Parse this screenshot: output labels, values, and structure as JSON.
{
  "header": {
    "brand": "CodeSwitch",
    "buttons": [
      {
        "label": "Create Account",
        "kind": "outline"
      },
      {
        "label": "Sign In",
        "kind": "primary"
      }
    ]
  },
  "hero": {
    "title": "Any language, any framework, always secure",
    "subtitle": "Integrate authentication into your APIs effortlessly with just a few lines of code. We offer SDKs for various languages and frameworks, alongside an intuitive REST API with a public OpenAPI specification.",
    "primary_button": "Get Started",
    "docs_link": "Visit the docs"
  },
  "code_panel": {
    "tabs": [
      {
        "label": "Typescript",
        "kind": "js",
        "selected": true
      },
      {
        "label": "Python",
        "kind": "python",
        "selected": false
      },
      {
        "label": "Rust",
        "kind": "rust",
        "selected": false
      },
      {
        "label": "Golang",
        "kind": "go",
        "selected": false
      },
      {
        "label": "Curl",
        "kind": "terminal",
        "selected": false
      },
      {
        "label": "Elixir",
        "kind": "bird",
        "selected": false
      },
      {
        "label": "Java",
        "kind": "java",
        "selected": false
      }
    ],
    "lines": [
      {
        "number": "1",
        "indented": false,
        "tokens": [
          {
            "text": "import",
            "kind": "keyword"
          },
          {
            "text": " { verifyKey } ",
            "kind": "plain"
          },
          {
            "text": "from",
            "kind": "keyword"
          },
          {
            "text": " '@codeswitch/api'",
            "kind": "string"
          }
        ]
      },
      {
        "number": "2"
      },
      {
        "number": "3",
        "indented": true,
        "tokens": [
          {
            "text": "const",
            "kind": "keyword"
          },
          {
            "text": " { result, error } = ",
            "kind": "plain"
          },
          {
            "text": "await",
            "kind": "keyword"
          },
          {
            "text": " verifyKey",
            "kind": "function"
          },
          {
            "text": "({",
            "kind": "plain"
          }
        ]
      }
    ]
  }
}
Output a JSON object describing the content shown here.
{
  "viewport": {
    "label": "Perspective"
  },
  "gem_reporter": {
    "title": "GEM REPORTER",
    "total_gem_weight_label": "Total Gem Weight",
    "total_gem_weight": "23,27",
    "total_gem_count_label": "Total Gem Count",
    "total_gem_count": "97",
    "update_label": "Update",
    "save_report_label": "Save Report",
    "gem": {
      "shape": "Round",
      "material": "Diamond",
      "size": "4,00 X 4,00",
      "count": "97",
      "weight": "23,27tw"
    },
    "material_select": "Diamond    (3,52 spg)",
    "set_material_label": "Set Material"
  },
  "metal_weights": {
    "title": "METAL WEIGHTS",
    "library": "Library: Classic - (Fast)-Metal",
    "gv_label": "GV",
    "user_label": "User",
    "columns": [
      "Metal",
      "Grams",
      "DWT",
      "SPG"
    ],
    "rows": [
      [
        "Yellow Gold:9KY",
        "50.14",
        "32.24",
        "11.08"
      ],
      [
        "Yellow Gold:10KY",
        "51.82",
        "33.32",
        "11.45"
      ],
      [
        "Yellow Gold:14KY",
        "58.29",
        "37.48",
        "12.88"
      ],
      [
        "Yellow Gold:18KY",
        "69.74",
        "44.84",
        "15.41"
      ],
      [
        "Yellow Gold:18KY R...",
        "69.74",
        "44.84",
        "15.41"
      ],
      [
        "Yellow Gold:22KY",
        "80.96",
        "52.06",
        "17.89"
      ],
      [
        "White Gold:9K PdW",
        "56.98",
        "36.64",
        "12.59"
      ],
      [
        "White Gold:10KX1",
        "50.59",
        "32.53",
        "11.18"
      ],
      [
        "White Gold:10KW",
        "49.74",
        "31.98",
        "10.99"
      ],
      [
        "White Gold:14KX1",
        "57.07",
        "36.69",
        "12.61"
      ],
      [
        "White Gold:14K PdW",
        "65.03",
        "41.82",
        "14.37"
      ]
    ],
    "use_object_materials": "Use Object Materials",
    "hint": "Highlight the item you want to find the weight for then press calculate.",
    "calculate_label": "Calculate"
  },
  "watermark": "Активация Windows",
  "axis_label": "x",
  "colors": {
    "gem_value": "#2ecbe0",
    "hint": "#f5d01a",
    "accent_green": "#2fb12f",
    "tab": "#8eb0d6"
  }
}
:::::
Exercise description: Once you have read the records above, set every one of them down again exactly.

Exercise response:
Parse this screenshot: output labels, values, and structure as JSON.
{
  "header": {
    "brand": "CodeSwitch",
    "buttons": [
      {
        "label": "Create Account",
        "kind": "outline"
      },
      {
        "label": "Sign In",
        "kind": "primary"
      }
    ]
  },
  "hero": {
    "title": "Any language, any framework, always secure",
    "subtitle": "Integrate authentication into your APIs effortlessly with just a few lines of code. We offer SDKs for various languages and frameworks, alongside an intuitive REST API with a public OpenAPI specification.",
    "primary_button": "Get Started",
    "docs_link": "Visit the docs"
  },
  "code_panel": {
    "tabs": [
      {
        "label": "Typescript",
        "kind": "js",
        "selected": true
      },
      {
        "label": "Python",
        "kind": "python",
        "selected": false
      },
      {
        "label": "Rust",
        "kind": "rust",
        "selected": false
      },
      {
        "label": "Golang",
        "kind": "go",
        "selected": false
      },
      {
        "label": "Curl",
        "kind": "terminal",
        "selected": false
      },
      {
        "label": "Elixir",
        "kind": "bird",
        "selected": false
      },
      {
        "label": "Java",
        "kind": "java",
        "selected": false
      }
    ],
    "lines": [
      {
        "number": "1",
        "indented": false,
        "tokens": [
          {
            "text": "import",
            "kind": "keyword"
          },
          {
            "text": " { verifyKey } ",
            "kind": "plain"
          },
          {
            "text": "from",
            "kind": "keyword"
          },
          {
            "text": " '@codeswitch/api'",
            "kind": "string"
          }
        ]
      },
      {
        "number": "2"
      },
      {
        "number": "3",
        "indented": true,
        "tokens": [
          {
            "text": "const",
            "kind": "keyword"
          },
          {
            "text": " { result, error } = ",
            "kind": "plain"
          },
          {
            "text": "await",
            "kind": "keyword"
          },
          {
            "text": " verifyKey",
            "kind": "function"
          },
          {
            "text": "({",
            "kind": "plain"
          }
        ]
      }
    ]
  }
}
Output a JSON object describing the content shown here.
{
  "viewport": {
    "label": "Perspective"
  },
  "gem_reporter": {
    "title": "GEM REPORTER",
    "total_gem_weight_label": "Total Gem Weight",
    "total_gem_weight": "23,27",
    "total_gem_count_label": "Total Gem Count",
    "total_gem_count": "97",
    "update_label": "Update",
    "save_report_label": "Save Report",
    "gem": {
      "shape": "Round",
      "material": "Diamond",
      "size": "4,00 X 4,00",
      "count": "97",
      "weight": "23,27tw"
    },
    "material_select": "Diamond    (3,52 spg)",
    "set_material_label": "Set Material"
  },
  "metal_weights": {
    "title": "METAL WEIGHTS",
    "library": "Library: Classic - (Fast)-Metal",
    "gv_label": "GV",
    "user_label": "User",
    "columns": [
      "Metal",
      "Grams",
      "DWT",
      "SPG"
    ],
    "rows": [
      [
        "Yellow Gold:9KY",
        "50.14",
        "32.24",
        "11.08"
      ],
      [
        "Yellow Gold:10KY",
        "51.82",
        "33.32",
        "11.45"
      ],
      [
        "Yellow Gold:14KY",
        "58.29",
        "37.48",
        "12.88"
      ],
      [
        "Yellow Gold:18KY",
        "69.74",
        "44.84",
        "15.41"
      ],
      [
        "Yellow Gold:18KY R...",
        "69.74",
        "44.84",
        "15.41"
      ],
      [
        "Yellow Gold:22KY",
        "80.96",
        "52.06",
        "17.89"
      ],
      [
        "White Gold:9K PdW",
        "56.98",
        "36.64",
        "12.59"
      ],
      [
        "White Gold:10KX1",
        "50.59",
        "32.53",
        "11.18"
      ],
      [
        "White Gold:10KW",
        "49.74",
        "31.98",
        "10.99"
      ],
      [
        "White Gold:14KX1",
        "57.07",
        "36.69",
        "12.61"
      ],
      [
        "White Gold:14K PdW",
        "65.03",
        "41.82",
        "14.37"
      ]
    ],
    "use_object_materials": "Use Object Materials",
    "hint": "Highlight the item you want to find the weight for then press calculate.",
    "calculate_label": "Calculate"
  },
  "watermark": "Активация Windows",
  "axis_label": "x",
  "colors": {
    "gem_value": "#2ecbe0",
    "hint": "#f5d01a",
    "accent_green": "#2fb12f",
    "tab": "#8eb0d6"
  }
}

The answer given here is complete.